What the exercise asks
Check each line of the listing below for the string "kind", and give only how many lines hold it.

[[ Records to process open ]]

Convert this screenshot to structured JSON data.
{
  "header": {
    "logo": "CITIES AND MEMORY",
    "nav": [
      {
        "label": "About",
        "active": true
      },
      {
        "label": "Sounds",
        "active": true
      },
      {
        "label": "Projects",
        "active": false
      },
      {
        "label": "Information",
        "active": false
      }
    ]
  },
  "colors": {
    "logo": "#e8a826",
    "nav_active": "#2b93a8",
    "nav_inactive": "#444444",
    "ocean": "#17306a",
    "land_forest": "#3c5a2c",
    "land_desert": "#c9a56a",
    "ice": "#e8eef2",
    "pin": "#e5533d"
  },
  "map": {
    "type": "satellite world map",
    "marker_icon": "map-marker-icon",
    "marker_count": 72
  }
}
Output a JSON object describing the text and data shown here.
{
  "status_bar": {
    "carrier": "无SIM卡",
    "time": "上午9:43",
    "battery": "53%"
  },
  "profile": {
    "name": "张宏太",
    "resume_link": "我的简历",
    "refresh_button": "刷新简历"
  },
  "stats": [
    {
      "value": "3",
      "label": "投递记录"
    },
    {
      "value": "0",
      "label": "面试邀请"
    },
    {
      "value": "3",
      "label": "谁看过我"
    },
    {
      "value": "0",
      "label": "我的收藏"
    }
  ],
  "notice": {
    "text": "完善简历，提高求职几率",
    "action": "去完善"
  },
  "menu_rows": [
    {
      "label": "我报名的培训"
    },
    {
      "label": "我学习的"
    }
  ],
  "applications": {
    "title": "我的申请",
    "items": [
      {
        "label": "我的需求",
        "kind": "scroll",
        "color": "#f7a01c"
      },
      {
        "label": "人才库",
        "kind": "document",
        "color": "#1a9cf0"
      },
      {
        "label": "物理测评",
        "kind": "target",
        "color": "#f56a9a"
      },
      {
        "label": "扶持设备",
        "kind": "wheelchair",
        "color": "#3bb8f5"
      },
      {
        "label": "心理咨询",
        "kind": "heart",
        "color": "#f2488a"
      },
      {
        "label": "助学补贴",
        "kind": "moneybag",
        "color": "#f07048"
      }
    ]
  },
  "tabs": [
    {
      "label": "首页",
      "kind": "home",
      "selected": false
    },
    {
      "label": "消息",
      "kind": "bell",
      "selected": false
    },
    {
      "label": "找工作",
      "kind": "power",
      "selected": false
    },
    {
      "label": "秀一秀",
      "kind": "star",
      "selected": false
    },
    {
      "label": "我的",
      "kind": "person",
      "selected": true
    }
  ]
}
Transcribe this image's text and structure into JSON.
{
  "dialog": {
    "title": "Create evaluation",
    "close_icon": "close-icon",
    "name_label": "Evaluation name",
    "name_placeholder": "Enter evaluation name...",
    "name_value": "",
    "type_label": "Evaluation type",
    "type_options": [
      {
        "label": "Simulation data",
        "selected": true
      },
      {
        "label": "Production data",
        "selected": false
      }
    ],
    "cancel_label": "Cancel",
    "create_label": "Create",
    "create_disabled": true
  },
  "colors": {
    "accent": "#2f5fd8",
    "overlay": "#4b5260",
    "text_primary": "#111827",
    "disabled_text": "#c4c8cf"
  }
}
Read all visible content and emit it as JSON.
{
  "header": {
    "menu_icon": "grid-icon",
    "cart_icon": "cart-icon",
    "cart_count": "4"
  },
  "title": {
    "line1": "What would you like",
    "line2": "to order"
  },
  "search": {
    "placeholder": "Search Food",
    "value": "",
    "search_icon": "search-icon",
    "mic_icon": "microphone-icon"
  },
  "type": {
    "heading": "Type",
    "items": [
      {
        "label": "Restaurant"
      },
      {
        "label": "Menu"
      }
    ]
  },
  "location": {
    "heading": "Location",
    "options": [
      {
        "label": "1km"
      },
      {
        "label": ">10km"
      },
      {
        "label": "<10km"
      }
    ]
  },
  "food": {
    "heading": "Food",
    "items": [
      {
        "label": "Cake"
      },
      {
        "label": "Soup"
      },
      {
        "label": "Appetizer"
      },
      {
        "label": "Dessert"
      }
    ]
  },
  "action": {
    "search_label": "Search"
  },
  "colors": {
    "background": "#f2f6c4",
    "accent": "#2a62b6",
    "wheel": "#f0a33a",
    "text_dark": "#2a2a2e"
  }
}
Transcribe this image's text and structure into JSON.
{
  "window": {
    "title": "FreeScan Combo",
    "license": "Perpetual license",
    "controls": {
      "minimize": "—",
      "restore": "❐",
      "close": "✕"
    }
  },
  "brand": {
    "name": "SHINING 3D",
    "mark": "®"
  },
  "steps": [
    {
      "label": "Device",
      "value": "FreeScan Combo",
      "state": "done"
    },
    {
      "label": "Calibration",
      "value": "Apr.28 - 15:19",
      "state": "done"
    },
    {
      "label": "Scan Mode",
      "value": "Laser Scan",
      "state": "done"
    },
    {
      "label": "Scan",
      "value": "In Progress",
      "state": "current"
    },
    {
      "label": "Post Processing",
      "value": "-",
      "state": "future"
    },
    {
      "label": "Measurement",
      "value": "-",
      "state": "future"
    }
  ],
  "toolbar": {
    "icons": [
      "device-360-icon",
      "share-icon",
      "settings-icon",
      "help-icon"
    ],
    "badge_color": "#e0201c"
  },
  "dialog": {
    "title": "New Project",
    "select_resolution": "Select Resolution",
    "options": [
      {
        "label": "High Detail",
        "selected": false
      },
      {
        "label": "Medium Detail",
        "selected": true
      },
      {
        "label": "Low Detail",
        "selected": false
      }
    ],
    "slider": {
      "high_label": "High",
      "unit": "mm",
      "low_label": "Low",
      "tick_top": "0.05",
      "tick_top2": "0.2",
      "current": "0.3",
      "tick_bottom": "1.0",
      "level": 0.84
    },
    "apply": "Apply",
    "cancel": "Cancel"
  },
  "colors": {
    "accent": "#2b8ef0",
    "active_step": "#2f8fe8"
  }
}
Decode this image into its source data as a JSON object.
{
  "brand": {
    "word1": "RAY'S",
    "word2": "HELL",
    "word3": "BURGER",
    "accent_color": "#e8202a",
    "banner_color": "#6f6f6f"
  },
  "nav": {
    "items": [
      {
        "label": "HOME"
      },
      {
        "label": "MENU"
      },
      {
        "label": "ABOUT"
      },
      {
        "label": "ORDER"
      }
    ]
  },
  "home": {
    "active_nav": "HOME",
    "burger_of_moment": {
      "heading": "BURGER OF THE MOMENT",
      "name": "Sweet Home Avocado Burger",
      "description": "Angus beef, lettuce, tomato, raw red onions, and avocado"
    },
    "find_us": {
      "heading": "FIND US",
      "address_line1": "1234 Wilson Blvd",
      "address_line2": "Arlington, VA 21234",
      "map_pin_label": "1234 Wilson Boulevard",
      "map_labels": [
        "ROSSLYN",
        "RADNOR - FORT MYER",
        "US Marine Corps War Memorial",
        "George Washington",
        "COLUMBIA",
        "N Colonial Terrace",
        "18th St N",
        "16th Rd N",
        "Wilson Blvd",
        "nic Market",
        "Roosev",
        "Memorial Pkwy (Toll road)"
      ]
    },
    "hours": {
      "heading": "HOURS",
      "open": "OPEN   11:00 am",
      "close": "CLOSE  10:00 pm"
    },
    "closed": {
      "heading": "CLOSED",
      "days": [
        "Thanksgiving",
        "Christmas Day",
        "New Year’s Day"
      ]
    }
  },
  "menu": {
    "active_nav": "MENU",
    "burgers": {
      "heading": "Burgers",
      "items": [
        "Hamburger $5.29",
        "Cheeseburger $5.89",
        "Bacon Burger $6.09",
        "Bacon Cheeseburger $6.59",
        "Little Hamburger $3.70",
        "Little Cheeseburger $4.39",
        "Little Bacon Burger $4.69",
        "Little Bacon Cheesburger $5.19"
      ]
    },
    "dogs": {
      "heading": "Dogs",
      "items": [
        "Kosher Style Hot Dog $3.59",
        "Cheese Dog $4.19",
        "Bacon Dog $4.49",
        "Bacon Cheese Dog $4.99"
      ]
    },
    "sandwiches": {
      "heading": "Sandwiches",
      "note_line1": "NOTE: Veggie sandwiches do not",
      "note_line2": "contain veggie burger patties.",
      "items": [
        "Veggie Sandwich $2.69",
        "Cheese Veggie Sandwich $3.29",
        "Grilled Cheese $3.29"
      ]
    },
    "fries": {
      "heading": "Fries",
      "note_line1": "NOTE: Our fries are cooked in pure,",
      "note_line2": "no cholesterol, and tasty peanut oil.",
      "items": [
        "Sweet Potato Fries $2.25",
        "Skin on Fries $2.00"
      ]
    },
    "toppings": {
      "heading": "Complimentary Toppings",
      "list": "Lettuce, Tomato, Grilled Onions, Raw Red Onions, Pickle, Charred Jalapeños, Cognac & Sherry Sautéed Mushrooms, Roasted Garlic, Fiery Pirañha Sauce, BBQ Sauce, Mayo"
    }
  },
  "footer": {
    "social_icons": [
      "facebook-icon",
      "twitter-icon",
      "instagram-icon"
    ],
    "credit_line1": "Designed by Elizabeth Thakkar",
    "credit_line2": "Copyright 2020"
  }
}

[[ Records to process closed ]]

Output of the exercise
11